  • Will a new repository need to be developed, and if so, who/what will maintain the repository?
  • Will the data be distributed directly by an investigator to those who request it (e.g., through and electronic file)?

Key Element #4: When Will You Share the Data?

To optimize the timely and broadest usage of data, data should be made available as soon as possible and for as long as possible:

  • Indicate the schedule for release of data:
    • What data, if any, will be shared prior to publication?
    • What data will be shared upon acceptance of publication?
    • If using a repository, when will data be submitted to the repository?
  • Will data from ongoing longitudinal studies be released in increments as data become available?
  • Will the timing of data sharing be specifically linked to other relevant policies concerning the timing of release of data (e.g., NIH GWAS policy, ClinicalTrials.gov, specific requirements in the funding opportunity announcement (FOA))?
  • How will data maintenance and access be ensured after the award ends?
    • Will there be support for continued sharing of data (e.g., through grant applications, administrative supplements, or other sources) or planned migration of data to another database, data repository, etc.?

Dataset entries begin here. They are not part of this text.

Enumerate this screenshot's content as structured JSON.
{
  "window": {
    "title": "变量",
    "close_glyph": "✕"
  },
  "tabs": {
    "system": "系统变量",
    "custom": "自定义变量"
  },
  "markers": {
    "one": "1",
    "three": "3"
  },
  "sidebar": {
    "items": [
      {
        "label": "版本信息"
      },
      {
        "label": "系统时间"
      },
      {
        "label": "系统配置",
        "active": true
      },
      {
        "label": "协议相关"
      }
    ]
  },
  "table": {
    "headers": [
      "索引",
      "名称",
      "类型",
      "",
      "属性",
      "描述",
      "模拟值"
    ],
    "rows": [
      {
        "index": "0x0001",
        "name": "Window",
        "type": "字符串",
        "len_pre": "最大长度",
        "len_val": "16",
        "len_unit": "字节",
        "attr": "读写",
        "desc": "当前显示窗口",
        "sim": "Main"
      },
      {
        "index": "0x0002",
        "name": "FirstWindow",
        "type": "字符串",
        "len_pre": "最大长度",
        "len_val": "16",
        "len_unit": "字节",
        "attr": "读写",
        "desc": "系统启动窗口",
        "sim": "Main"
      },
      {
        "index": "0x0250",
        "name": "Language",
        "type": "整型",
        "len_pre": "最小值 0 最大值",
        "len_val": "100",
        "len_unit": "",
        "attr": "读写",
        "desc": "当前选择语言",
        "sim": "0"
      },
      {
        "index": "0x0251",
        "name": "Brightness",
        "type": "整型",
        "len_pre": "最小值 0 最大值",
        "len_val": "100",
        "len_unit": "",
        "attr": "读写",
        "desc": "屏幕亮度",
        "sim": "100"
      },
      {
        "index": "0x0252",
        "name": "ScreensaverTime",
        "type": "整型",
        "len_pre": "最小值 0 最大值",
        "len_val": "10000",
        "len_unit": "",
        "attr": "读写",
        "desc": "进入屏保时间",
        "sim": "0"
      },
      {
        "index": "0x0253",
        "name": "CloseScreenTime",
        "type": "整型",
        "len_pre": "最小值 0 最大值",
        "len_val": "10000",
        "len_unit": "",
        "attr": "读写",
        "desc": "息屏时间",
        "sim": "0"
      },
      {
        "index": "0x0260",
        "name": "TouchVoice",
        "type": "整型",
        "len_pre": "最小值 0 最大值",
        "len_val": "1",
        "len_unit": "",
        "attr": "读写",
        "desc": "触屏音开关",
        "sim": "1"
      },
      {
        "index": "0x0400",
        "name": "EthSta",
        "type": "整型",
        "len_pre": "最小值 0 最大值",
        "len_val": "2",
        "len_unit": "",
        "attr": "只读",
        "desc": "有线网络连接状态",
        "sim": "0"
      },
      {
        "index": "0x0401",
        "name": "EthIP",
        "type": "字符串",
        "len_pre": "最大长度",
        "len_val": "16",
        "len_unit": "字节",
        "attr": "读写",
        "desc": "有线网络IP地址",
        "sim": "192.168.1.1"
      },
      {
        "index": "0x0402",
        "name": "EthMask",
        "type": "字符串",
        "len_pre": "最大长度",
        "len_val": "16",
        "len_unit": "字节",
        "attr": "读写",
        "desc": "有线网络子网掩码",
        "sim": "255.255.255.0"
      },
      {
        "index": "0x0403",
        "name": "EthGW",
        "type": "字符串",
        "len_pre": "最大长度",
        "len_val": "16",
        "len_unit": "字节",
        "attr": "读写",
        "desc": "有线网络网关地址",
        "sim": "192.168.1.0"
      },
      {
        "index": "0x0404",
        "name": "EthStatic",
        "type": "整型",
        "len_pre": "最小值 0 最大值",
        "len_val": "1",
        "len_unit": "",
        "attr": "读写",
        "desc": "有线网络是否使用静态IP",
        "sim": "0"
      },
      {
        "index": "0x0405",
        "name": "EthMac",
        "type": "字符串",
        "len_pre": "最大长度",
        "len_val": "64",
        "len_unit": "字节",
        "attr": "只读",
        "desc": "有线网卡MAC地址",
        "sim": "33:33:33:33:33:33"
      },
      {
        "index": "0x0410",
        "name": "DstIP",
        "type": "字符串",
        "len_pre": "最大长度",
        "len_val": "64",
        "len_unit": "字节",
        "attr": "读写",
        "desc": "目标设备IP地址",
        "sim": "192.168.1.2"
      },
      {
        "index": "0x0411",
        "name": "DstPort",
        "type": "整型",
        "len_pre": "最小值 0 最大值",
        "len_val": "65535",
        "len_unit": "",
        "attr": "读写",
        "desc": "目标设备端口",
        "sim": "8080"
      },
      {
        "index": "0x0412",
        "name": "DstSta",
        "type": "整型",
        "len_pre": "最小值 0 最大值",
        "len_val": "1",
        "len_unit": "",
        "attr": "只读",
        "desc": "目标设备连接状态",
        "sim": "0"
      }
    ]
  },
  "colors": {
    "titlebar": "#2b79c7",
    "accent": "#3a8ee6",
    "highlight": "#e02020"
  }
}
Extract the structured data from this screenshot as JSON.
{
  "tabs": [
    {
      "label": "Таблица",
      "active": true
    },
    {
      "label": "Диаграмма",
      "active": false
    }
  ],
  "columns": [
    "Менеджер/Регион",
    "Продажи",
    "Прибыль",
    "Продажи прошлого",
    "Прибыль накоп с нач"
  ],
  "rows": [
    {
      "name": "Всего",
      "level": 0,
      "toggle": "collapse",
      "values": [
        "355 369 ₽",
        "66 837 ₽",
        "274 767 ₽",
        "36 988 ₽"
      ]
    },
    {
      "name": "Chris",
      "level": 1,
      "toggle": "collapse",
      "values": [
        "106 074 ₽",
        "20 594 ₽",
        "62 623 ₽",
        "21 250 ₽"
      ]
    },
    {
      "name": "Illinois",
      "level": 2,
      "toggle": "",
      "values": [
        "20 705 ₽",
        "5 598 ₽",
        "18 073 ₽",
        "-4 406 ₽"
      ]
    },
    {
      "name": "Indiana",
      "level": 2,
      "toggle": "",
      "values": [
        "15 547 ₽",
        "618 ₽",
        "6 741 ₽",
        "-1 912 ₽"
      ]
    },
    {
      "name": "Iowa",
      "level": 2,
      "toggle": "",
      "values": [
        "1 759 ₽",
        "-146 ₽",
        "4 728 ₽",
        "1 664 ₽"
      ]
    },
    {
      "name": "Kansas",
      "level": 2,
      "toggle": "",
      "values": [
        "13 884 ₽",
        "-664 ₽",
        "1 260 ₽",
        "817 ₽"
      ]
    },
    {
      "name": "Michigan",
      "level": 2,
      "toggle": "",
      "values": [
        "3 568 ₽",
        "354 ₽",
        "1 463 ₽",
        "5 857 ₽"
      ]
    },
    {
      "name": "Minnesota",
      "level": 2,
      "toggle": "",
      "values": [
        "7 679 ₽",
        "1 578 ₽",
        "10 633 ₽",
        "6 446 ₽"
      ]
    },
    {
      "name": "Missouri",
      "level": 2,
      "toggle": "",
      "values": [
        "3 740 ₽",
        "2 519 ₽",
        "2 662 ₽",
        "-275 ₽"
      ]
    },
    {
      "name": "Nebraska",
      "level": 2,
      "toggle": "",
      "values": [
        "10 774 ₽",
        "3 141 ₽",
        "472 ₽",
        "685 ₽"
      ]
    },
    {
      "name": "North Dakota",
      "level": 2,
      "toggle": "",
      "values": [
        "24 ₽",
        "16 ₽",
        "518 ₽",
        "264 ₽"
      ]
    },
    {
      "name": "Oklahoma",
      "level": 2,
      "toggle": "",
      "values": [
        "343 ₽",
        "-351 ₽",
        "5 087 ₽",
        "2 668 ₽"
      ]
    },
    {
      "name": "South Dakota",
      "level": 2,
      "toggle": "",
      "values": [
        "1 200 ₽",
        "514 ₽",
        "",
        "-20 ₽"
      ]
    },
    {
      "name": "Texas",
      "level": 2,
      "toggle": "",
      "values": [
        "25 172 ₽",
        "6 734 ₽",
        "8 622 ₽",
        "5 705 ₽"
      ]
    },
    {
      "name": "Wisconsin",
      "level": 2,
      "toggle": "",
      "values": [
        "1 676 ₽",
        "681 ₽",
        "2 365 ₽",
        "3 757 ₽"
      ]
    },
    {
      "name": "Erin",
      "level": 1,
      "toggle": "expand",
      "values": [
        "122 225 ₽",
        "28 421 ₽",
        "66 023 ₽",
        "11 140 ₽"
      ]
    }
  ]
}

Key Element #5: How Will Researchers Locate and Access the Data?

To optimize usage of the data, researchers need to be able to easily identify locations of relevant data and to be able to easily access the data:

  • What steps will be taken to help researchers know that the data sets exist?
    • Will registries, repositories, indexes, word-of-mouth, publications, and/or other approaches be used to publicize the availability and accessibility of the data?
    • Will these be linked and cross-referenced so other researchers can readily find them?
  • How will the data be accessed (web service, ftp, etc.)?

Need Help?

We invite you to contact us with questions, for assistance in completing data sharing plans, or for options to include in your plan, such as data repositories in your field, standardized vocabularies and formats for data, creative commons licensing choices that specifically describe how data sets may be used by others, and data publication options.

  • ‚ÄčAndi Ogier, Associate Director, Data Services Unit
  • Ginny Pannabecker, Health Sciences Research Support Coordinator; Health, Life Science & Scholarly Communication Librarian